§ Work item: For each line below that includes the word "minutes", make a copy.

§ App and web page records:
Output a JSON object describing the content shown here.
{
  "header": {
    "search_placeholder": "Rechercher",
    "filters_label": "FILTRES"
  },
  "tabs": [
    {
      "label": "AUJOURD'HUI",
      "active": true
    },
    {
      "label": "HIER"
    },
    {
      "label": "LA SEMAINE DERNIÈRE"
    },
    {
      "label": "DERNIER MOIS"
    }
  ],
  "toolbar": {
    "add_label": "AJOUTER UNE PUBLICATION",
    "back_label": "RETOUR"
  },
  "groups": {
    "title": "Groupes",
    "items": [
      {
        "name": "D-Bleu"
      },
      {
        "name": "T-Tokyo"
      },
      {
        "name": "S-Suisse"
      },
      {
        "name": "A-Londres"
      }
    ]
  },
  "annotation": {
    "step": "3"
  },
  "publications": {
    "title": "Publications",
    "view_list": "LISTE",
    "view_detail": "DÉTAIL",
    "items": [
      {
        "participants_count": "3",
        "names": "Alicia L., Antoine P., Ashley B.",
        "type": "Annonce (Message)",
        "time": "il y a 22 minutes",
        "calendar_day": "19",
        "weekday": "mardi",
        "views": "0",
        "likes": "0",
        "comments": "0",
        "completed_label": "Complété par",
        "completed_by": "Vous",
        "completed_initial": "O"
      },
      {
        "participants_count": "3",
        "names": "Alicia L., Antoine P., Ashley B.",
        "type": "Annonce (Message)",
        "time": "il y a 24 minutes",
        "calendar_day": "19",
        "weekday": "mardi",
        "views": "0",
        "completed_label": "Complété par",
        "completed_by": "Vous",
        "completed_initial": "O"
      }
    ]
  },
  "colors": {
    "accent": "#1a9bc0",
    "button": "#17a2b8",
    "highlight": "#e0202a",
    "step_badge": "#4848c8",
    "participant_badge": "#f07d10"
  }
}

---

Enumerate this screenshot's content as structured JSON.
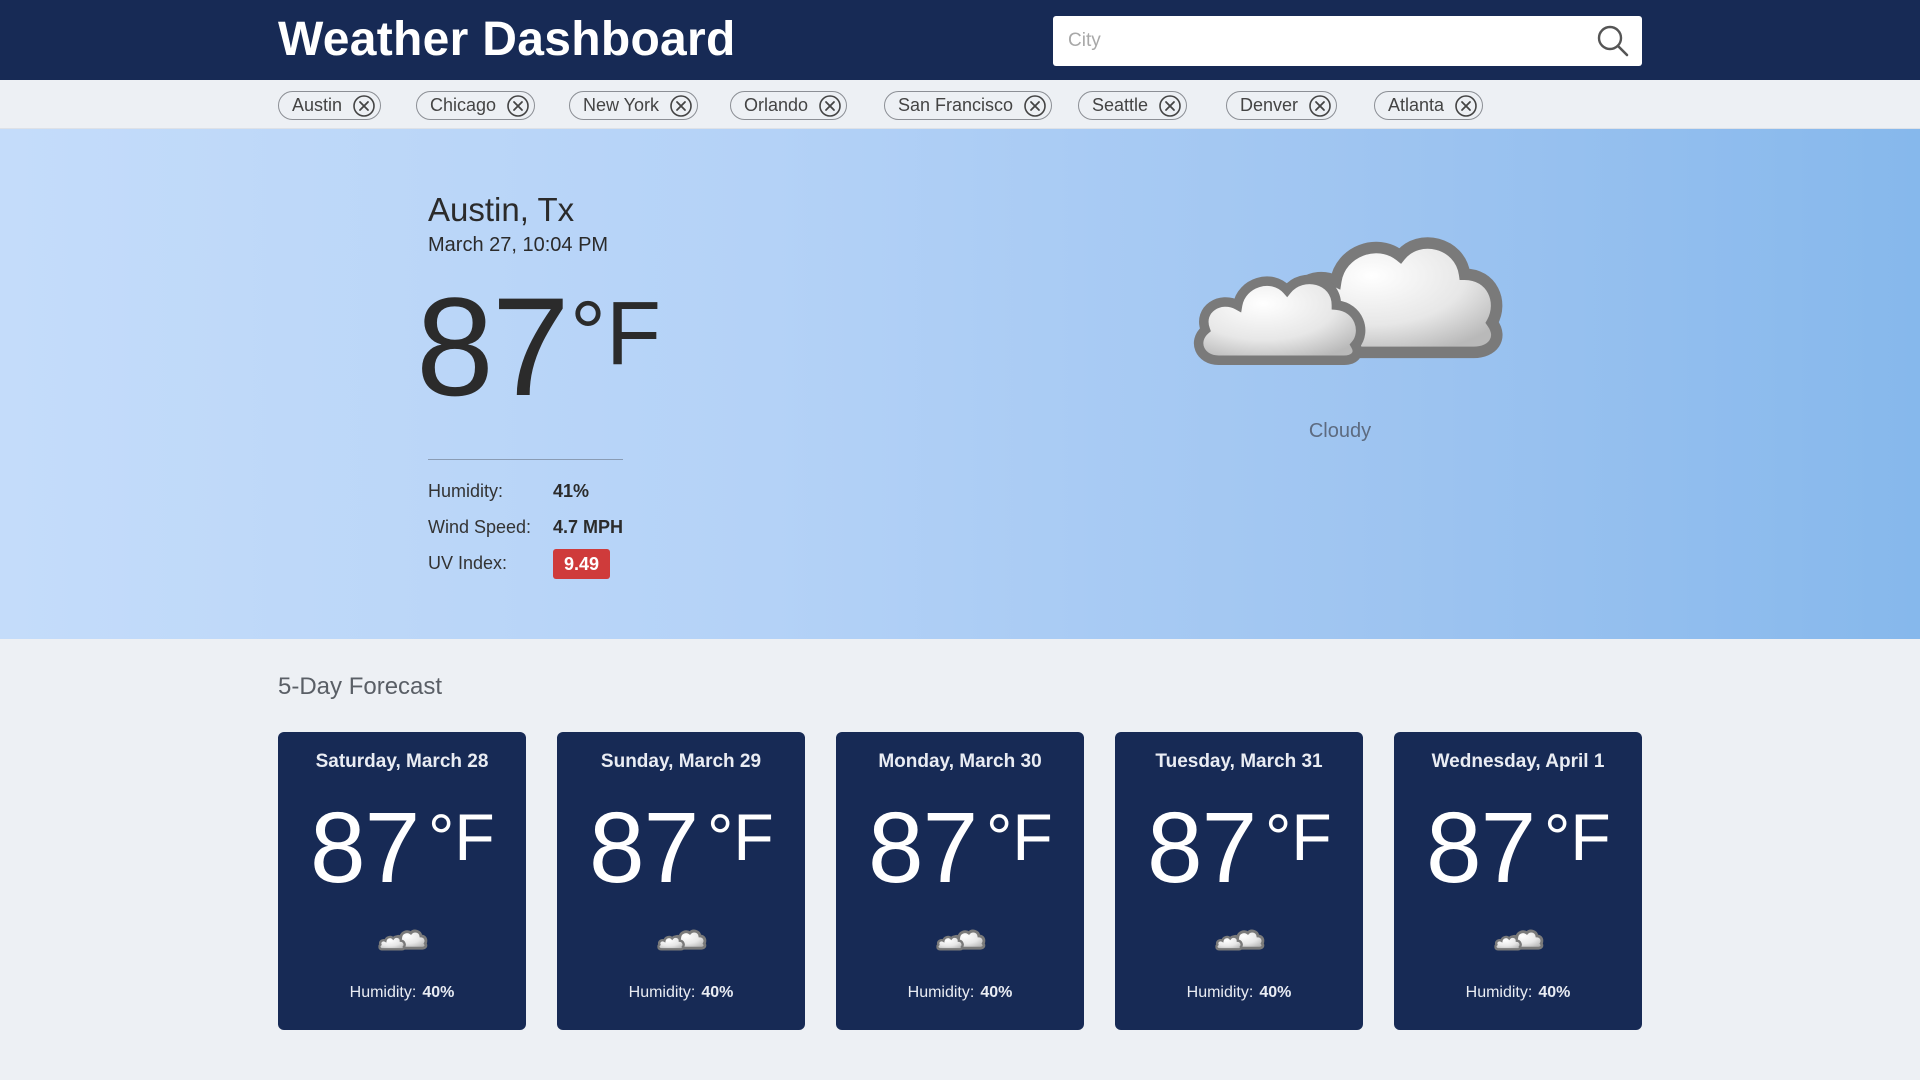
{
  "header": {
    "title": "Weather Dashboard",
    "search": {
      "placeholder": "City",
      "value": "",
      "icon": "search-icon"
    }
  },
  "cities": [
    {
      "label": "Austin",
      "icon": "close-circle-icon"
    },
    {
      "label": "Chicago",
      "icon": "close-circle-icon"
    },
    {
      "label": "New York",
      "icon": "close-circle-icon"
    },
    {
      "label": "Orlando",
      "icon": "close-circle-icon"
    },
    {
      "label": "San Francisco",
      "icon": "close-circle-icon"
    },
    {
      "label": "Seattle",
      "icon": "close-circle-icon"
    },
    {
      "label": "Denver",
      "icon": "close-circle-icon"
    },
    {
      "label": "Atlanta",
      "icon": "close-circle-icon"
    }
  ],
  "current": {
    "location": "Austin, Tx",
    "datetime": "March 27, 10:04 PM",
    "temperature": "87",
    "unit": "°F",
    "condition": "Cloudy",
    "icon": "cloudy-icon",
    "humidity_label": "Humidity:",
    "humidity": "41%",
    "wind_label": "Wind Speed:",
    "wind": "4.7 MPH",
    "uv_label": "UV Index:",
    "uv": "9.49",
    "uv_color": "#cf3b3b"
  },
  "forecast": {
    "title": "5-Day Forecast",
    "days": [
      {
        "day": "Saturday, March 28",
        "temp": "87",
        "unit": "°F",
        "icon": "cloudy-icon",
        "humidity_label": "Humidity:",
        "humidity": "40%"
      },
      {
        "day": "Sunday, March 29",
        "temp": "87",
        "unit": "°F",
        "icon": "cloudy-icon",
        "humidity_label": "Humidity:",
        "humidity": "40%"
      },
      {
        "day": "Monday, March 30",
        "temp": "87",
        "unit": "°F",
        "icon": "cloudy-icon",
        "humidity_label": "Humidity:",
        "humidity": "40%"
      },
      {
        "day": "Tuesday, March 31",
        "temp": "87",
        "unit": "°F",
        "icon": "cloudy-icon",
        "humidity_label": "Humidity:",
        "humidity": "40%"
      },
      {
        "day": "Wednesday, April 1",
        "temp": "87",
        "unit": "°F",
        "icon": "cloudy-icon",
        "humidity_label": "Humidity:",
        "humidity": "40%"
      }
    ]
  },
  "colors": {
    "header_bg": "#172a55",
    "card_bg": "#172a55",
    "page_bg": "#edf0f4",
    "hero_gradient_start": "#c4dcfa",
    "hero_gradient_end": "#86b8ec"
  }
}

§ Completed exercise:
        "time": "il y a 22 minutes",
        "time": "il y a 24 minutes",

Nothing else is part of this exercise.